Giai-Miniet also asserted that energy harvesting technologies offer environmental benefits beyond reducing energy consumption. For one thing, he said, “the wireless operation saves a lot of raw materials, including copper and PVC.” The technology also “eliminates the need for batteries, which contain heavy metals such as mercury, lead, cadmium, and nickel. At the end of their lifetime, batteries are hazardous waste and need to be carefully and expensively disposed of by the manufacturer or the user.”
Giai-Miniet told Green & Clean Journal that EnOcean components are now in more than 250,000 buildings and, as a result of those installations, “we have saved 15,500 miles of cables, 1,000 tons of copper and 2,500 tons of PVC.” He added that “at a typical expected device lifetime of 25 years, the batteryless solutions installed will save 50 million batteries.”
Harvesting Vibration Energy at Large Scale
In investigating energy harvesting, Green & Clean Journal editors wondered whether energy harvesting could be used for power generation at large scale. Lei Zuo, engineering professor at the State University of New York at Stony Brook, investigated energy harvesting technologies and wrote about his findings in the Journal of Intelligent Material Systems and Structures. He admitted in his article that most applications of EH are in low-power electronics such as sensors. However, Zuo also pointed out that “vibration exists everywhere, such as the vibration of floor and wall, machines, pumps, vehicle chassis, railway train or tracks, and human motions, etc.” and that such ambient energy could become “a good alternative energy source” if workable EH technologies were developed.
Zuo’s paper suggested that technologies available now are not sufficiently developed for large-scale EH applications. Efficiency and vibration control are key obstacles. He wrote that “A fundamental challenge is that large-scale vibration is very irregular at time-varying frequency and at low, alternating velocities, which makes efficient and reliable energy conversion difficult and limits the options for efficient power takeoff technology.”

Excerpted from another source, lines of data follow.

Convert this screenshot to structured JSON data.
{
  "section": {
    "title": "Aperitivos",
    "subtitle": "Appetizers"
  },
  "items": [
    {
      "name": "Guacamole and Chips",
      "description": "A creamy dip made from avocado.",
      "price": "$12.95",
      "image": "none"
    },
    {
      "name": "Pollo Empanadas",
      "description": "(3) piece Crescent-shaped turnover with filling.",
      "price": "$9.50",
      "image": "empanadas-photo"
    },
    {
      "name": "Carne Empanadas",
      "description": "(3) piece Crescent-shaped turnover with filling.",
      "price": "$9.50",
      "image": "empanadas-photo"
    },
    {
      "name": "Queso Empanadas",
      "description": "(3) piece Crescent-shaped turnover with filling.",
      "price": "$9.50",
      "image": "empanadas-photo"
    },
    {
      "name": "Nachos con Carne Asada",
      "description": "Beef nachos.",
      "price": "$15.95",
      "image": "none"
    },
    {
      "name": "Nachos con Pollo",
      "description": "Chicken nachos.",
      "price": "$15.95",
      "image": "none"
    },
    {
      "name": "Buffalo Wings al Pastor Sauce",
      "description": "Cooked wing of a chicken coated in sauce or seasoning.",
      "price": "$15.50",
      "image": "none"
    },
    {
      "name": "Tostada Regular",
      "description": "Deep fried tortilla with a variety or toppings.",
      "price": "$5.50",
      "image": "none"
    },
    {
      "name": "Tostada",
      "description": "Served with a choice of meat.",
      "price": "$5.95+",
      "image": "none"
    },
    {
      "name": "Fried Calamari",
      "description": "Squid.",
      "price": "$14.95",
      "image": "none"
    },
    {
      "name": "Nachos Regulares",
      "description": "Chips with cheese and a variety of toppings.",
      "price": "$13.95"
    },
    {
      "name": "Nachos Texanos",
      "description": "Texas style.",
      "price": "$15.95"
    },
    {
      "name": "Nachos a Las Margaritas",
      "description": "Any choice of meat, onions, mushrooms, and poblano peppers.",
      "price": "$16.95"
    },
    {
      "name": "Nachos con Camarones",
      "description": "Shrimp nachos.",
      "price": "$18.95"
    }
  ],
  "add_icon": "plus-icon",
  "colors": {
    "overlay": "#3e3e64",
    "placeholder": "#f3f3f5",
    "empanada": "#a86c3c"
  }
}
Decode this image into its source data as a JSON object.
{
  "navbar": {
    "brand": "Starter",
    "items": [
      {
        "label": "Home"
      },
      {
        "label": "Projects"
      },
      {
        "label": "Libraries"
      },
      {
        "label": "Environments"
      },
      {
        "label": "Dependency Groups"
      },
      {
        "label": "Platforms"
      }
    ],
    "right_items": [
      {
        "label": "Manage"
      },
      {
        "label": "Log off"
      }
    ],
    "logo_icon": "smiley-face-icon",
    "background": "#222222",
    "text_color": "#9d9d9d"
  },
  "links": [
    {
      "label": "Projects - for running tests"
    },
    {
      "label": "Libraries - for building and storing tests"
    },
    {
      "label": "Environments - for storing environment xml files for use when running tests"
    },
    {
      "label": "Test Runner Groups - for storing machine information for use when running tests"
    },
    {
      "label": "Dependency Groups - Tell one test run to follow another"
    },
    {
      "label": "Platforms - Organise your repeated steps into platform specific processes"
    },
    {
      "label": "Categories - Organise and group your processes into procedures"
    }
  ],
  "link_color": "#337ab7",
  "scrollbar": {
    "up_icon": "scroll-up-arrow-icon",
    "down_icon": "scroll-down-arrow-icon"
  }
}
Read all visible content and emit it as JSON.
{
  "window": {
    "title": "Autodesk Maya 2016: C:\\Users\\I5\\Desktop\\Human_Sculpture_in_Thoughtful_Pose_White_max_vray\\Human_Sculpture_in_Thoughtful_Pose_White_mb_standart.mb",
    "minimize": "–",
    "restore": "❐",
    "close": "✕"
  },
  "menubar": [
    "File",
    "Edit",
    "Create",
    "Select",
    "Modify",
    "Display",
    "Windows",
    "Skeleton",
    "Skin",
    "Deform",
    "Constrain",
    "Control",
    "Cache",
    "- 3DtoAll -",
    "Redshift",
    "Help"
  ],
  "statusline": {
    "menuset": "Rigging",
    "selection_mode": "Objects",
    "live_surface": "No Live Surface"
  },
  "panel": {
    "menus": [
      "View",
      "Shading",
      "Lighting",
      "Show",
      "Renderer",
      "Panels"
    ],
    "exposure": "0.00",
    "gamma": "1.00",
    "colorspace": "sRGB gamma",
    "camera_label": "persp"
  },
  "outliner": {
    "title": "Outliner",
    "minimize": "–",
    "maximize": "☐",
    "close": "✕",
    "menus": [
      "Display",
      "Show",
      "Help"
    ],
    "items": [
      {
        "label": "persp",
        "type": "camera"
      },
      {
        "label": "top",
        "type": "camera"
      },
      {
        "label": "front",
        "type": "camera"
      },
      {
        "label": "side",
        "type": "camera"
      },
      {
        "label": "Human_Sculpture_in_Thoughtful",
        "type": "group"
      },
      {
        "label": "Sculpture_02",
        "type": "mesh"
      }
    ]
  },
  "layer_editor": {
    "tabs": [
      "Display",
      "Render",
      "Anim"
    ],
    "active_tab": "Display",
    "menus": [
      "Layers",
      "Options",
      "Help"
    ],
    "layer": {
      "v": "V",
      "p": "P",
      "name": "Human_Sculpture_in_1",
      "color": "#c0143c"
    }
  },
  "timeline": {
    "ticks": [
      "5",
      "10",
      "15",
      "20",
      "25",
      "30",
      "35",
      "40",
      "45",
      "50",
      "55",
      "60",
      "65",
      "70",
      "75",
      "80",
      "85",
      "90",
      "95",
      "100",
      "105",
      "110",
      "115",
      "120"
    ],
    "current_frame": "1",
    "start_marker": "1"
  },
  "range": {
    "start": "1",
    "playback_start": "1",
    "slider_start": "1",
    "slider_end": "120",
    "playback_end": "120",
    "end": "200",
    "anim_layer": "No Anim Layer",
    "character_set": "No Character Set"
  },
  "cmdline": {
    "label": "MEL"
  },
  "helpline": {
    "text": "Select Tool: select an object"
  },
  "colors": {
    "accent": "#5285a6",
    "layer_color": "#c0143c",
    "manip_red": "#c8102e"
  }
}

But those obstacles haven’t prevented a Dutch firm called Energy Floors from investigating ways to transform human foot traffic into electrical power. Primarily known for its energy-generating dance floors, company representatives told Green & Clean Journal that it is now developing a Sustainable Energy Floor and has just entered into a contract with the Russian Railways Research Institute to develop a walkway designed to generate power through passenger footfalls in train stations. The company plans to carry out a test installation next year at one of the railway’s facilities.